The Plain Language Renders an Absurd and Unjust Result and it's Ambiguous. The HSC noted that the plain and literal language of the term "original judgment" meant the first judgment rendered by the court. Unlike the ICA, however, the HSC concluded that the literal application of the statute lead to absurd and unjust results. See State v. Lagat, 97 Hawai'i 492, 499, 40 P.3d 894, 901 (2002). According to the HSC, it would be absurd because the statute of limitations would apply to simply the first judgment, even if that first judgment did not resolve any claims ruled upon by a later judgment. Thus, it would arbitrarily confer more rights on the party who obtained that first judgment than other parties. Moreover, the HSC noted that a "judgment" must be construed as a valid one. That means that when the first judgment has been vacated or reversed, which happened here, it cannot be considered valid and should not be considered the "original judgment."

"Original Judgment" is not the first one, but the first one that Creates Rights and Responsibilities. The HSC rejected the ICA's conclusion that the term "original judgment" was clear and unambiguous. Gillian v. Gov't Employees Ins. Co., 119 Hawai'i at 117, 194 P.3d at 1079 ("statute is ambiguous if it is capable of being understood by reasonably well-informed people in two or more different senses."). When a statute is ambiguous, the court can turn to extrinsic aids, like legislative history and the law may be construed in pari materia. In re Water Application Permits, 94 Hawai'i 97, 144, 9 P.3d 409, 456 (2000).

The HSC examined the legislative history and concluded that the purpose of HRS § 657-5 is to prevent a party from trying to extend a judgment more than 10 years after the judgment was entered. According to the HSC, a judgment is rendered when the parties (1) are aware of their rights and responsibilities created by the judgment and (2) the parties can enforce these rights. This brought it back to the initial problem: what does "original judgment" mean? The HSC held that based on the construction of similar statutes of limitations in HRS chapter 657, the "original judgment" is "the judgment that creates the rights and responsibilities that the moving party is seeking to enforce and extend."

A new Frontier of Problems. Whether a judgment is the "original" one depends entirely on the party seeking the extension under HRS § 657-5. It means that, as the HSC recognized in a footnote, that there can be more than one "original judgment." It also means that an amended judgment may be the "original" one depending on the kind of amendment. When the amendment is "material and substantial" so that it creates the rights that the party wants to extend, the ten-year clock under HRS § 657-5 begins at the time of the amendment because the rights did not exist before it. See, e.g., Poe v. Hawai'i Labor Relations Bd., 98 Hawai'i 416, 418, 49 P.3d 382, 384 (2002).

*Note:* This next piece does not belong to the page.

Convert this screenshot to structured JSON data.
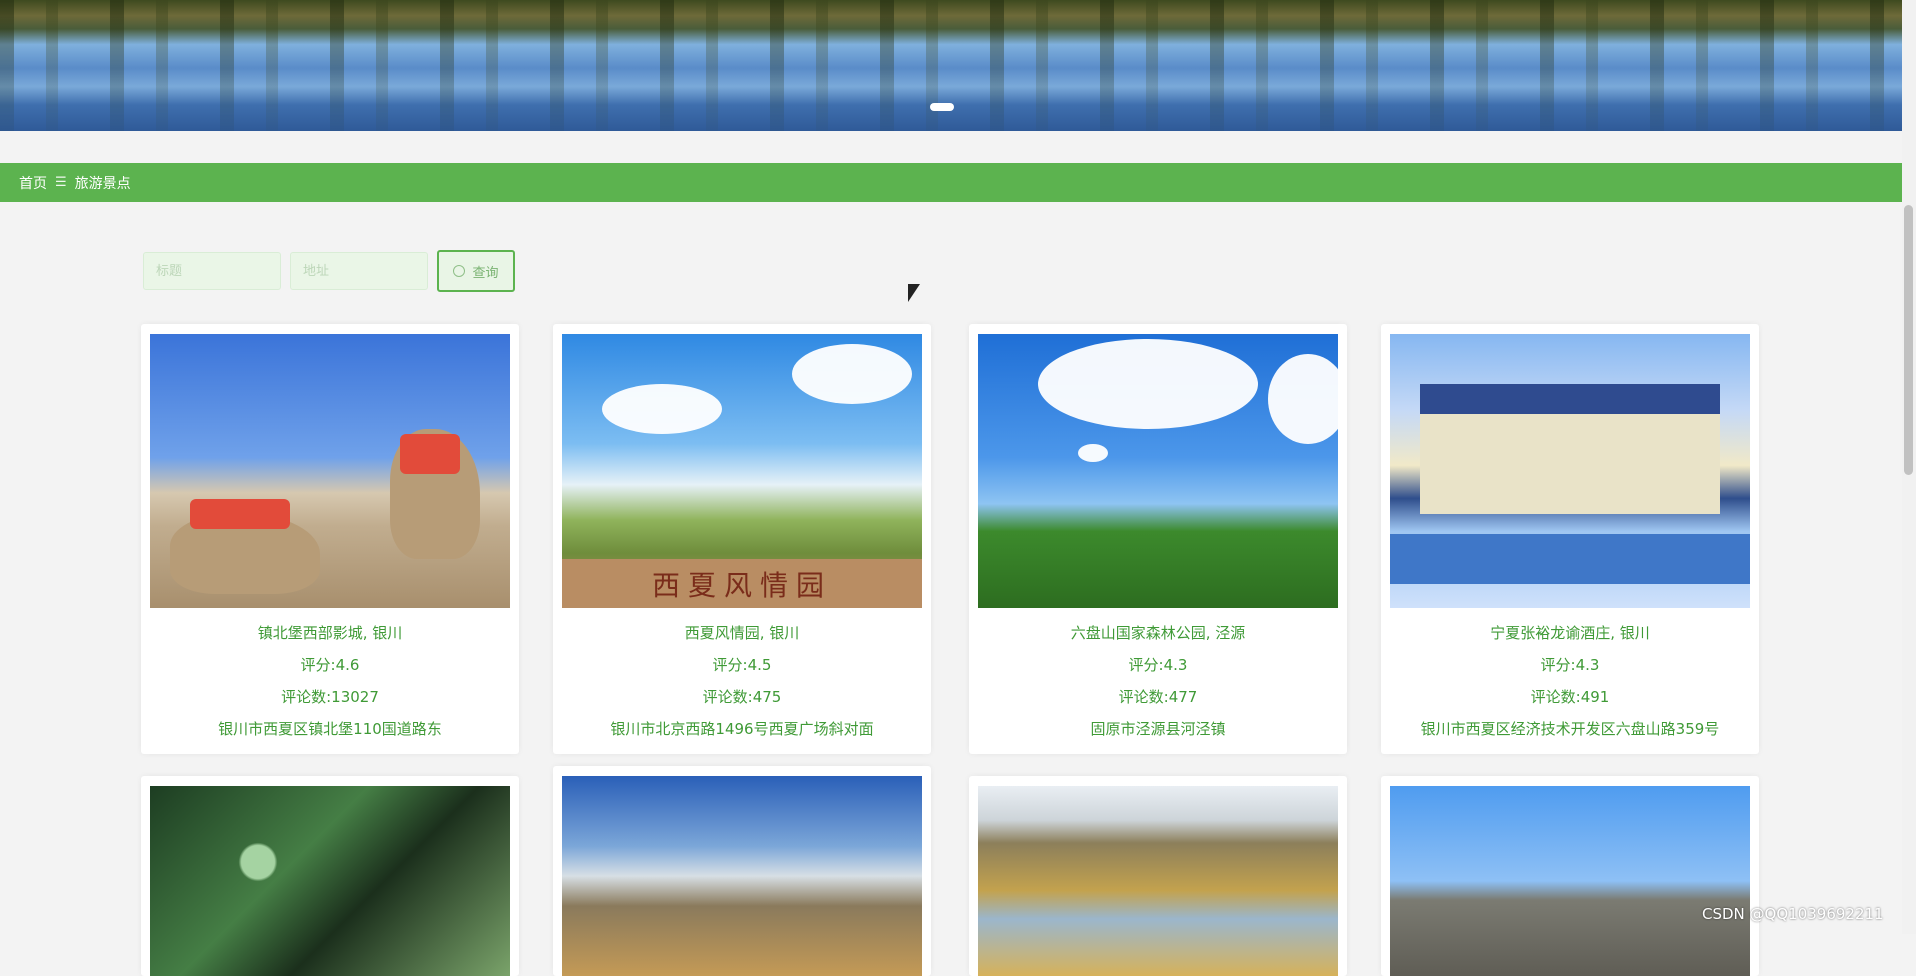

Nunc pro tunc Orders may be "Original Judgments" too. The HSC held that a judgment entered nunc pro tunc may be the "original judgment" as long as it changed a prior order in a material or substantial way. It does not otherwise change the date of the "original judgment." Rather, if the nunc pro tunc order created rights or responsibilities that were not there before, then it becomes the "original judgment." In this case, the 4th amended judgment added a simple paragraph: "the court expressly determines that there is no just reason for delay and expressly directs for the entry of judgment." This, according to the HSC, is not a material or substantial change, so the "original judgment" for Roxas was the 3d amended judgment.

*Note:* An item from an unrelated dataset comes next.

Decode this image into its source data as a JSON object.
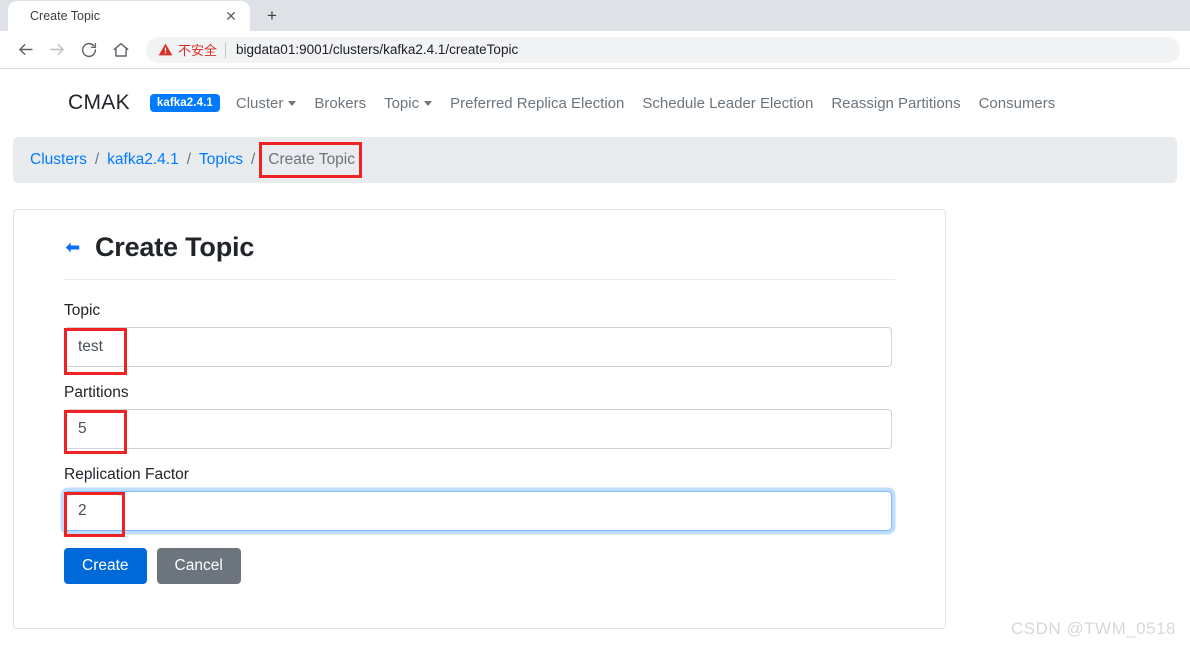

The circuit court, however, extended 2d amended judgment until October 19, 2019 and the 4th amended judgment to September 5, 2021. The first, according to the HSC, was fine. The other extension, however, was improper. The date the "original judgment" was entered for the 4th amended judgment was on June 26, 2000. A judgment cannot be extended beyond twenty years. HRS § 657-5 and so the circuit court erred in extending the judgment beyond June 25, 2020.